Among the many challenges facing the next occupant of the White House, few will be more pressing, or more complex, than that posed by North Korea’s seemingly inexorable drive to nuclear statehood. Whatever the outgoing administration’s policy was with regard to curbing the North’s nuclear ambitions, it has clearly failed.
The one thing the new president will not lack is vocal advice from any number of think-tanks, policy wonks, former diplomats and retired generals who believe they have the solution. The policy argument essentially pits those who favor threatening the North Korean regime’s very existence with crushing sanctions backed by military threat, against those who prefer a cocktail of measures in which tough sanctions and military strength provide a base for offering talks and incentives to denuclearize.
In a stark assessment delivered to a Washington think-tank last week, the US Director of National Intelligence James Clapper said convincing North Korea to abandon nuclear weapons was “a lost cause”.
Those who back dialogue include Jane Harman and James Person of the Woodrow Wilson International Center for Scholars who wrote a recent op-ed in the Washington Post titled: “The US Needs to Negotiate with North Korea.”
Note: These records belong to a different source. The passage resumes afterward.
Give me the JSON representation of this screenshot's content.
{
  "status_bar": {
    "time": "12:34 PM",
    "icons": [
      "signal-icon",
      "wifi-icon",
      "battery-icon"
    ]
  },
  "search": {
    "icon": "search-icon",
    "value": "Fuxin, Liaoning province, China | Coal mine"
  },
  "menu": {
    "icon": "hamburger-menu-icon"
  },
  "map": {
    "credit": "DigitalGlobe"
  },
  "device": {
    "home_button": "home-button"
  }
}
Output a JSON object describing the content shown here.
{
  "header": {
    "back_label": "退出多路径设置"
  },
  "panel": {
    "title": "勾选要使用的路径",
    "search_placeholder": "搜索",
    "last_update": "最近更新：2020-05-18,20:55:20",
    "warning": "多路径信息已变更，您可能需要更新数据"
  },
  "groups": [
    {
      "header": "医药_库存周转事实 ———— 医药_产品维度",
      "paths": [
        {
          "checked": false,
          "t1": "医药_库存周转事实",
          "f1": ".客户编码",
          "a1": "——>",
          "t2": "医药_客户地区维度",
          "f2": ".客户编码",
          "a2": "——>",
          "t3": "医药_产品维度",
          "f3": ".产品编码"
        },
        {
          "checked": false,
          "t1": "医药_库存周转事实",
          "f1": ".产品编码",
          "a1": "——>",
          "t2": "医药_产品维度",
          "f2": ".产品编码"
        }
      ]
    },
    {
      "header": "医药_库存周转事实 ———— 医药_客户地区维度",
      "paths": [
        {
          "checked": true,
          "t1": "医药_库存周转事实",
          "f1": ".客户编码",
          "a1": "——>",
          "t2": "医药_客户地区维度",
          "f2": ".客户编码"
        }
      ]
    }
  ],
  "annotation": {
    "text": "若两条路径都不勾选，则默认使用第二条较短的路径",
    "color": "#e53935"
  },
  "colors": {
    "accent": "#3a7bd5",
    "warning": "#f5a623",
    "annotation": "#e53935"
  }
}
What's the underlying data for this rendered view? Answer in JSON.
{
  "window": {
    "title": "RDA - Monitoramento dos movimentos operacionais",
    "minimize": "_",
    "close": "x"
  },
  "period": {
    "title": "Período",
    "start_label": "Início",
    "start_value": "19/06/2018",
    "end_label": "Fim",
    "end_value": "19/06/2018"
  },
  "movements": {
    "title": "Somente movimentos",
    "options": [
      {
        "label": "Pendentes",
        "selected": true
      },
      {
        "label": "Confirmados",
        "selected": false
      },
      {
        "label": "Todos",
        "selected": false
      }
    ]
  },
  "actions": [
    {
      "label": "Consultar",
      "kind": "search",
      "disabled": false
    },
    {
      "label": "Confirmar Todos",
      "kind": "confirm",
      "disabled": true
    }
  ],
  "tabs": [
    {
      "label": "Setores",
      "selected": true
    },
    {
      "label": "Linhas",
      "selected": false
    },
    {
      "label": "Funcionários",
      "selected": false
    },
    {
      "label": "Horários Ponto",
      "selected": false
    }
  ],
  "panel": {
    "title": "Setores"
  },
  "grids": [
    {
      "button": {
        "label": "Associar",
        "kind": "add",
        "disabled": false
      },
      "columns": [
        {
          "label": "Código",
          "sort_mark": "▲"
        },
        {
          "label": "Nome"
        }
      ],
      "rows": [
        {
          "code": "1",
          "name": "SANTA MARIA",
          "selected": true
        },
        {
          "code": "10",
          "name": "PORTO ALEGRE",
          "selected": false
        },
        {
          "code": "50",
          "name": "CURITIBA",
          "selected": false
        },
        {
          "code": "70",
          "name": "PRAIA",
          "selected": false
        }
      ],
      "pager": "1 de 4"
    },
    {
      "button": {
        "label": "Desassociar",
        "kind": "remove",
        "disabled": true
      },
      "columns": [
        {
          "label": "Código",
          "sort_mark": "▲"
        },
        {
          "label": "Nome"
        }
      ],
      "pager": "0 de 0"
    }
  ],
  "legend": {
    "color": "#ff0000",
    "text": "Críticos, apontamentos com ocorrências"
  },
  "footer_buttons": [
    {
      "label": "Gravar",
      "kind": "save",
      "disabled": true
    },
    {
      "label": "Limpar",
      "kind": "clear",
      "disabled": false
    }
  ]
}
The only real area of consensus on North Korea is that …its nuclear and missile testing program has accelerated to the point where previous estimates — once seen as alarmist — that it could have an intercontinental ballistic missile capable of delivering a nuclear warhead to the United States by 2020, are now seen as soberly prudent.
[The Star (Malaysia)]